Yeah, I’ve sort of been rebuilding my beauty routine from scratch and have started to experiment with clean beauty brands.
We recently created a thing called Onda Edits on our website, which is just to make it easier for the online shopper, ‘cause it’s overwhelming if you’re beginning in this category, like, “Oh my god, what do I need? I don’t know!” So you can say, “I need extra hydration,” and there’s one that will suit that, or “I’ve got extra sensitive skin,” or just: “I’ve never done clean beauty, where do I begin?” In that kit, there’s four different products—it’s a shampoo and conditioner, a toothpaste, a deodorant, and a body wash, so it’s not too overwhelming. And at Onda, they do virtual treatments as well, so you can book one, and then they’ll teach you how to use these tools and what products your skin might need. Speaking face-to-face with someone always helps.
What does your skincare routine look like these days?
Well, I won’t necessarily cleanse in the morning, unless I’m in the shower and I’ve just worked out, and then I’ll use a foam cleanser. Josh Rosebrook does a fantastic moisturizer with an SPF as well in it. And then a tinted moisturizer: Beautycounter has a thing called Dew Skin, which gives a glowy look, and Kosas does a good tinted face oil. At nighttime, you need to do a good cleanse, and if you’ve worn makeup you need to double cleanse—a good oil cleanser to start with, I love De Mamiel’s one, and then a foam cleanser is good. And then I start with a retinol. I love Marie Veronique products, she has a retinol which is really great for fine lines and brightening and evening the skin, and I use that once a day at night. Then a mist is great to open your pores so your skin can receive whatever you’re about to put on. Sodashi does a great mist. And then I love to mix a couple things in my hand—a face oil and maybe a cream as well. Joanna Vargas does a great night cream or Barbara Sturm. For face oil, Marie Veronique does a good one. Saint Jane has another one with CBD which is great for sensitivity. And I find I’m having a good result with lots of vitamin C products. Saint Jane has that, and Beautycounter has a good one too. A nice lip balm, Grown Alchemist has a good one. I like to rotate products, and I like to finish what I have, as well. I never like to waste.

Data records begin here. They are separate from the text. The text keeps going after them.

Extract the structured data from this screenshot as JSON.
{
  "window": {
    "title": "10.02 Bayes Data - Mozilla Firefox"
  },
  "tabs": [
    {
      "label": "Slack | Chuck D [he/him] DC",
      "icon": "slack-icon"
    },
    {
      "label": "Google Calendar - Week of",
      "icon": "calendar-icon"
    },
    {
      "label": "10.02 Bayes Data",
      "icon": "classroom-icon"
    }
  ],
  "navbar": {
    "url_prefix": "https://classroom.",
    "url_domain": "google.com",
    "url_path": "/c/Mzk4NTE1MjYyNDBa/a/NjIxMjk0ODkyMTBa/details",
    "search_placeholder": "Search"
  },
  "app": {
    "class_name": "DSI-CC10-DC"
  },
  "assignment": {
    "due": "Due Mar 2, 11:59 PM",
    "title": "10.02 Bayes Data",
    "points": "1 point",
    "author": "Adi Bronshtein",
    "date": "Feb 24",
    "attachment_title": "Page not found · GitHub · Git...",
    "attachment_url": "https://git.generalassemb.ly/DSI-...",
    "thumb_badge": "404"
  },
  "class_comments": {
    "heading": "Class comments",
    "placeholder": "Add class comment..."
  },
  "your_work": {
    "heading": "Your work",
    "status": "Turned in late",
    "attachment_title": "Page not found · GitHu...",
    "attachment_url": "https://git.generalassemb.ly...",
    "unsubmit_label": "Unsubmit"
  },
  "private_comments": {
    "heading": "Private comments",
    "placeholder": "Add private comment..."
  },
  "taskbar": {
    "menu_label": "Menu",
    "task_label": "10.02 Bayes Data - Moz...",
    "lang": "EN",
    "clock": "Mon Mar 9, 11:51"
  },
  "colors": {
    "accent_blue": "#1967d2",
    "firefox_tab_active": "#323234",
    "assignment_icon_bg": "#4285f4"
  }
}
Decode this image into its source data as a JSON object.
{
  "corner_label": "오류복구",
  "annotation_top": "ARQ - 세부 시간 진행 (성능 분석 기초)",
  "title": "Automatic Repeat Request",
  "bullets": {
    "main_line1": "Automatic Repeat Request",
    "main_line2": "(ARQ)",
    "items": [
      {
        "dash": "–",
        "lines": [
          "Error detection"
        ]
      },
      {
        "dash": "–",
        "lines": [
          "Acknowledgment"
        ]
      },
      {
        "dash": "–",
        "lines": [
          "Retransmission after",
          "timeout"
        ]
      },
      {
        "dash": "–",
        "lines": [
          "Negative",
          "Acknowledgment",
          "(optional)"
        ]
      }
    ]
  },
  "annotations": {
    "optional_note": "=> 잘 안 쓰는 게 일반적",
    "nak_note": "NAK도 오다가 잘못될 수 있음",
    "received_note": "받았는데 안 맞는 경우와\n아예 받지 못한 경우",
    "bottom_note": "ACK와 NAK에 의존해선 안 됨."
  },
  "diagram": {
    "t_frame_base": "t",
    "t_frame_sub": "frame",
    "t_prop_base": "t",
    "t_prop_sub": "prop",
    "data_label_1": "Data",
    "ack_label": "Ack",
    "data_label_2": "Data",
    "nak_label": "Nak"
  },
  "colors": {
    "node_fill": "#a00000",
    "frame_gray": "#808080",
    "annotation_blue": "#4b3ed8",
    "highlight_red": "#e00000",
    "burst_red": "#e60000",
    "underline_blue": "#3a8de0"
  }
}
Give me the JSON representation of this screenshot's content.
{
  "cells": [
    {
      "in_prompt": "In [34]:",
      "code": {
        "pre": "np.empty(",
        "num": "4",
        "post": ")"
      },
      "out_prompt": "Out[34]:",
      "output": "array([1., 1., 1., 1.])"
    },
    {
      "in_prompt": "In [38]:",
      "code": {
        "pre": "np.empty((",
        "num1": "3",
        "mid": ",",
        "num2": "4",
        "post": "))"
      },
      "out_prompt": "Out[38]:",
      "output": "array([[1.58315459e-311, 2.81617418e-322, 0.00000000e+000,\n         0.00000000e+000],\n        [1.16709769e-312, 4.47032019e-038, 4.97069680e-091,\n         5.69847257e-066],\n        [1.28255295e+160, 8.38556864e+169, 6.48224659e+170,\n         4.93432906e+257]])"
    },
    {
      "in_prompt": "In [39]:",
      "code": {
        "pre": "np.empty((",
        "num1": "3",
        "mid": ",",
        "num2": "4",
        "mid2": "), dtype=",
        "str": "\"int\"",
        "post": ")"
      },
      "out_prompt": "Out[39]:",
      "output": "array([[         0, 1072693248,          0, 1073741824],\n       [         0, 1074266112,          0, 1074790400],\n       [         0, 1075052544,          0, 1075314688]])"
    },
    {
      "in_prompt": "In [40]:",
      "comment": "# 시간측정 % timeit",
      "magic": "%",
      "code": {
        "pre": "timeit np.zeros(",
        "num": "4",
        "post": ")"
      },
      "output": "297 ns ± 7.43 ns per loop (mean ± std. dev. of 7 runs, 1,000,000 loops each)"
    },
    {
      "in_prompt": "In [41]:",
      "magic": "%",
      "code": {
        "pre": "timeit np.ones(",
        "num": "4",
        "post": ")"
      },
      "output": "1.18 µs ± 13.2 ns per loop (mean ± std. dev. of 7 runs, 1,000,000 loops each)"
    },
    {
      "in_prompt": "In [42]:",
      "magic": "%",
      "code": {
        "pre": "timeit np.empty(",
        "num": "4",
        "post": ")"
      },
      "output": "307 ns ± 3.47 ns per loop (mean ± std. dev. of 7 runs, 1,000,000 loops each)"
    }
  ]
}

Right. What’s the point of having beautiful products if you never use them?
Part of my childhood was I was raised by my grandmother, who went through the second World War, and she taught me about no waste, nothing gets wasted. She would save a margarine tub with a hole in it because it might be useful at some point, you know? She’d always say, “You don’t need an expiration date if you’ve got a nose!” We’ll visit, and I’ll go into her fridge and be like, “Nana, this is just chockablock with all these things! This is from 1997!” And she’ll go, “Well, does it smell alright? Then it’s fine!” She’s 95 in a month or so, and I’m still Facetiming with her, she does her yoga every other day. She’s such an Aussie battler.
Photos taken via Zoom by Cristina Cianci